Feiner, a former police officer, expressed concern with an unwelcome development he’s observed in his neighborhood – the addition of multiple no parking signs on several roads. The neighborhood is located in the northern end of the county, just off S.C. 160 and only a few miles from U.S. 521.

After discussions with county officials, representatives from his homeowners association and members of the S.C. Department of Transportation, Feiner decided to approach council for clarification on the issue and answers to his questions.

Feiner’s main question was whether a homeowners association can post no parking signs and then tow cars from county roads.

“They’ve towed 22 cars from the development. Now they’re talking about not towing anymore, but booting the cars,” Feiner said. “But what happens if there is an emergency and there’s a woman with a sick child? How do you get out?”

“I don’t believe private citizens or a group can put signs on a county road,” he told council.
Feiner left the meeting without any direct input from council, though District 7 Councilman Brian Carnes weighed in on the issue Wednesday, Feb. 6.

Carnes, who represents that area of the county, said he first learned of the debate from friends who live in that neighborhood. He has since met with members of Arlington’s homeowners association to discuss the potential problem.

“Now I’ve got a list of questions submitted to the county administrator to get some answers to see what the overall picture is,” Carnes said.

From what Carnes has learned, no parking signs were initially installed in the neighborhood’s cul-de-sacs and towing was allowed in those areas. He said the homeowners association has since installed similar signs on other roads because of safety concerns.

“They told me their initial recommendation coming out of their safety committee was to install signs because of near-misses and one person who got bumped by a car because of all the cars parked along the edge of the road,” Carnes said.

He said the association’s members are also worried about access for emergency vehicles.

“When cars are parked on both sides of the road, it’s almost impossible to get a firetruck in there because the roads are narrower,” Carnes said.

Carnes said it’s a difficult issue and he’s hoping for more input on how to move forward.

“I know people on both sides of the issue. There are people in there who don’t like it, but the homeowners association says 90 percent of the people there are OK with it, but I don’t know,” he said.

No simple answer

County Administrator Steve Willis has spent the last few weeks investigating the issue and said while most of Arlington’s roads are private, about five of them are county-owned.

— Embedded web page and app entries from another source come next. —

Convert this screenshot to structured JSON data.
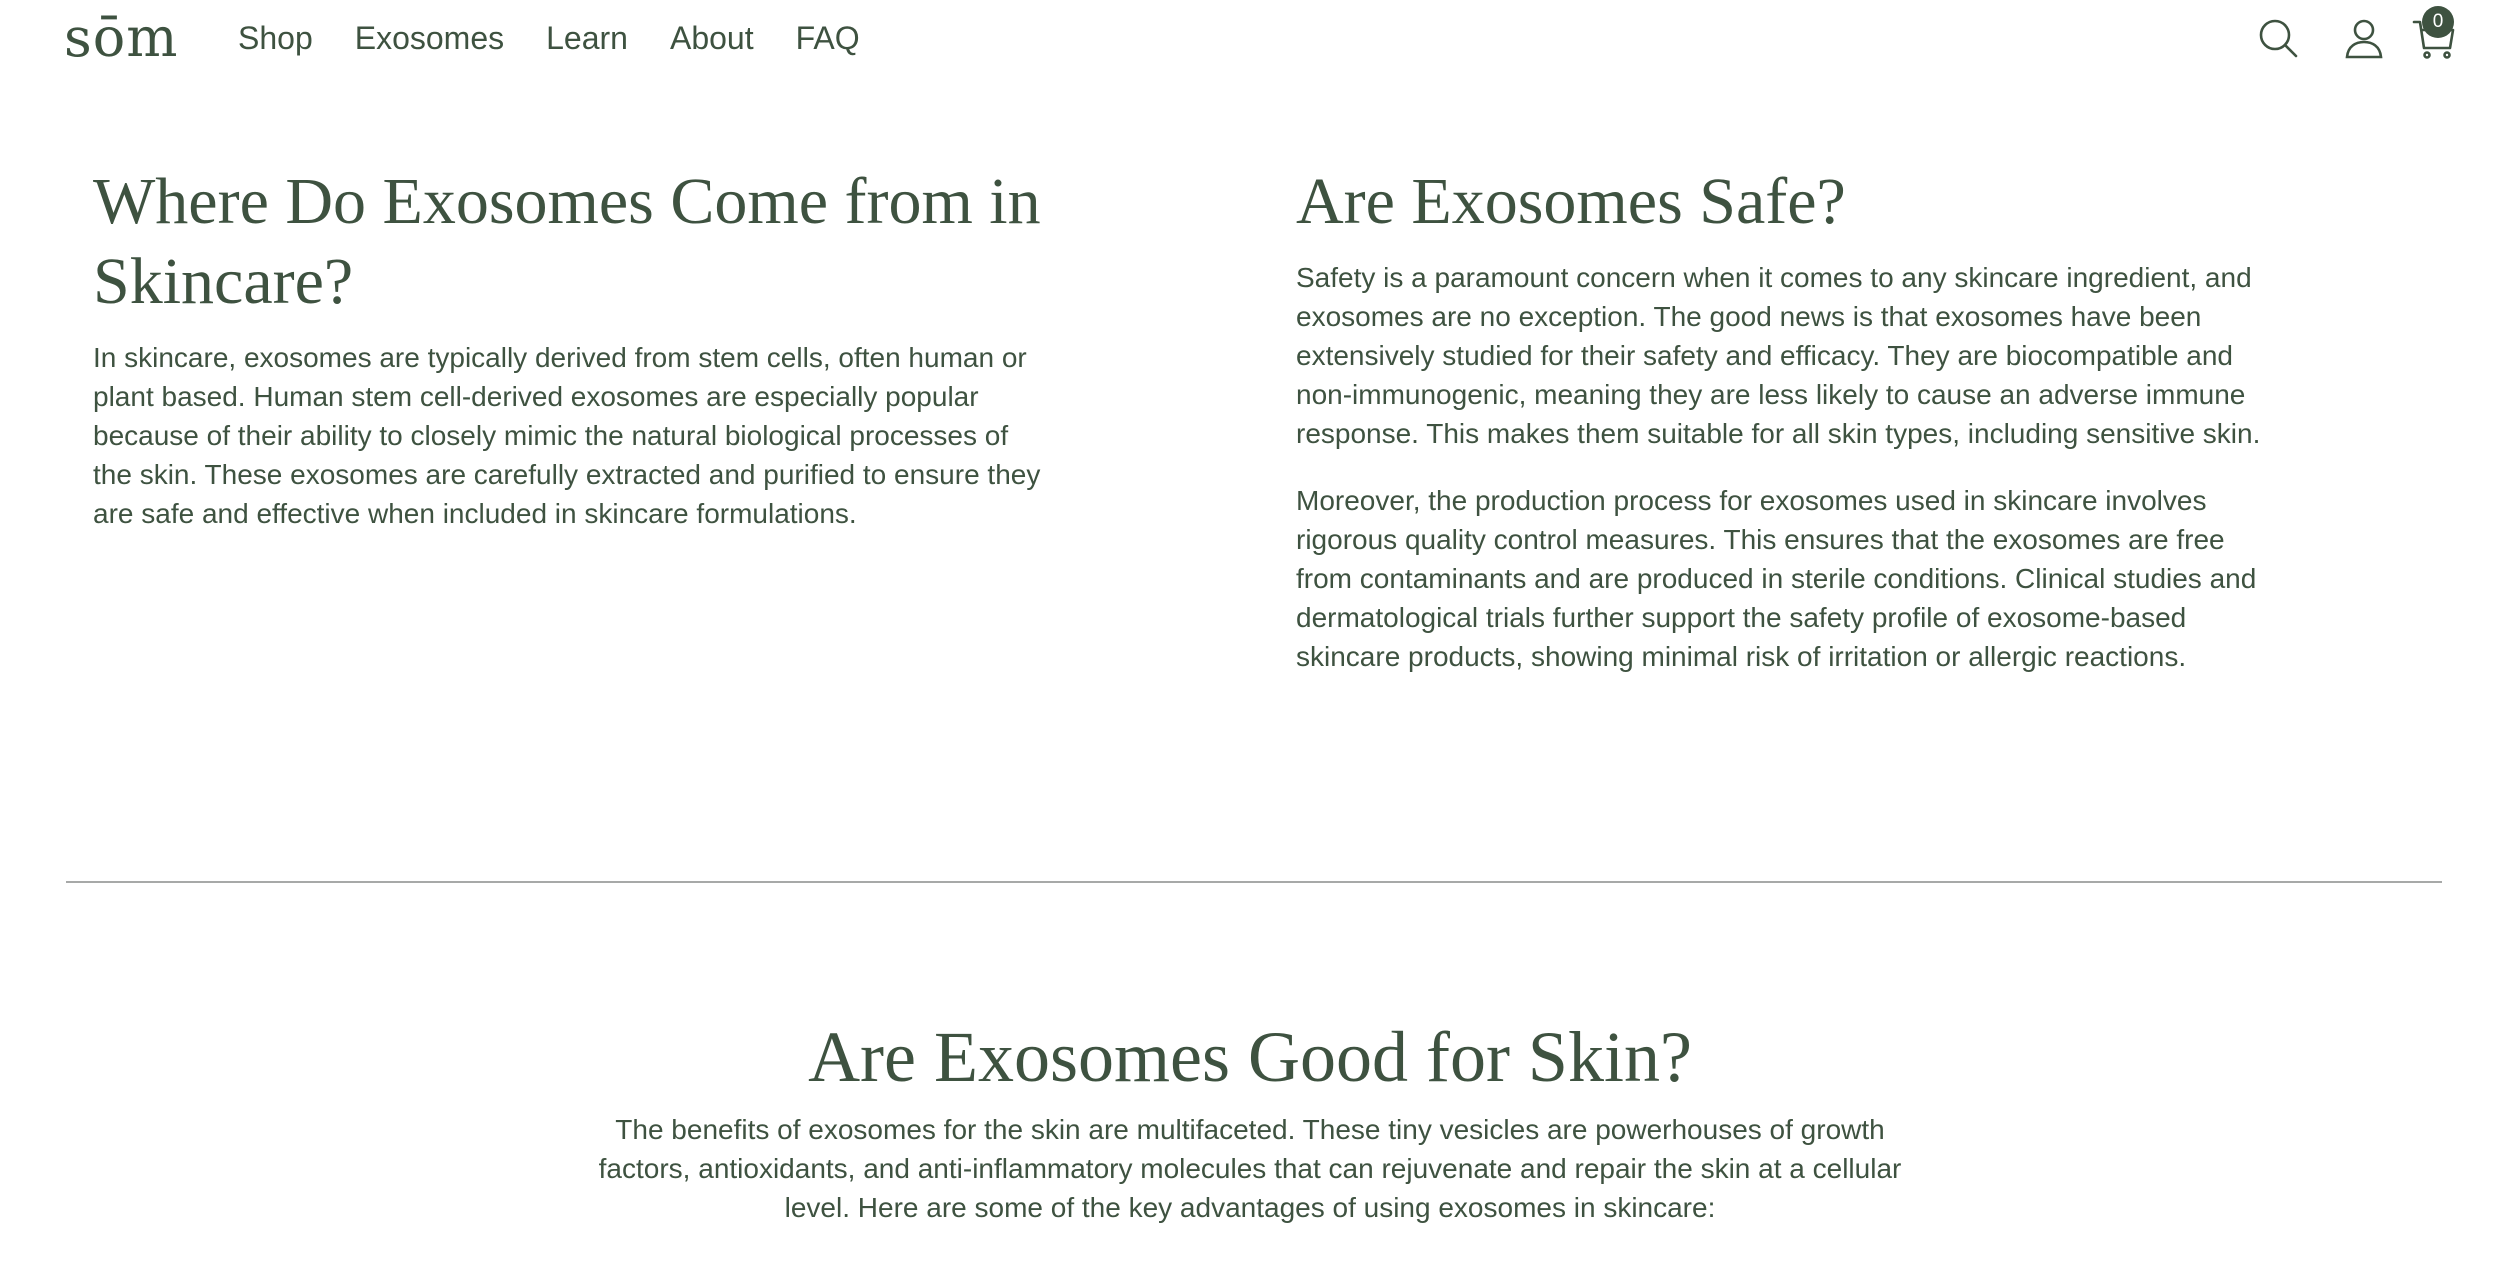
{
  "header": {
    "logo": "sōm",
    "nav": [
      "Shop",
      "Exosomes",
      "Learn",
      "About",
      "FAQ"
    ],
    "icons": [
      "search-icon",
      "account-icon",
      "cart-icon"
    ],
    "cart_count": "0"
  },
  "left": {
    "title": "Where Do Exosomes Come from in Skincare?",
    "paragraph": "In skincare, exosomes are typically derived from stem cells, often human or plant based. Human stem cell-derived exosomes are especially popular because of their ability to closely mimic the natural biological processes of the skin. These exosomes are carefully extracted and purified to ensure they are safe and effective when included in skincare formulations."
  },
  "right": {
    "title": "Are Exosomes Safe?",
    "paragraph1": "Safety is a paramount concern when it comes to any skincare ingredient, and exosomes are no exception. The good news is that exosomes have been extensively studied for their safety and efficacy. They are biocompatible and non-immunogenic, meaning they are less likely to cause an adverse immune response. This makes them suitable for all skin types, including sensitive skin.",
    "paragraph2": "Moreover, the production process for exosomes used in skincare involves rigorous quality control measures. This ensures that the exosomes are free from contaminants and are produced in sterile conditions. Clinical studies and dermatological trials further support the safety profile of exosome-based skincare products, showing minimal risk of irritation or allergic reactions."
  },
  "center": {
    "title": "Are Exosomes Good for Skin?",
    "paragraph": "The benefits of exosomes for the skin are multifaceted. These tiny vesicles are powerhouses of growth factors, antioxidants, and anti-inflammatory molecules that can rejuvenate and repair the skin at a cellular level. Here are some of the key advantages of using exosomes in skincare:"
  },
  "colors": {
    "text": "#3e5240",
    "divider": "#a7a9a8",
    "background": "#ffffff"
  }
}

He also confirmed the installation of several no parking signs in the neighborhood.

“The HOA has been very, very active in the enforcement of those signs and on private property they have been towing the cars, but if it’s on private property, that’s their call,” Willis said. “The problem is there’s also been towing of cars out on county roads. We haven’t granted them that authority, but they apparently have been doing it.”

Having said that, Willis said there aren’t many alternatives to towing cars in no parking zones.

“How do you enforce, especially when the sheriff’s office has a ‘gazillion’ other things to do than ticket?” he asked.

Other than ticketing or towing, Willis said residents have the right to file for a summons of complaint in magistrate court, though it’s a very involved process.

“But that probably won’t work out well,” he said. “And absent council formally appointing one or more people as a code enforcement officer, and then council assuming responsibility up there, there’s not much to do. So we’re researching if anything can be done.”

Conversations between all the parties involved is continuing, though Willis is not sure when or if an answer will develop.

“I don’t know if there will be a simple, good answer to this,” Willis said.

Contact reporter Chris Sardelli at (803) 416-8416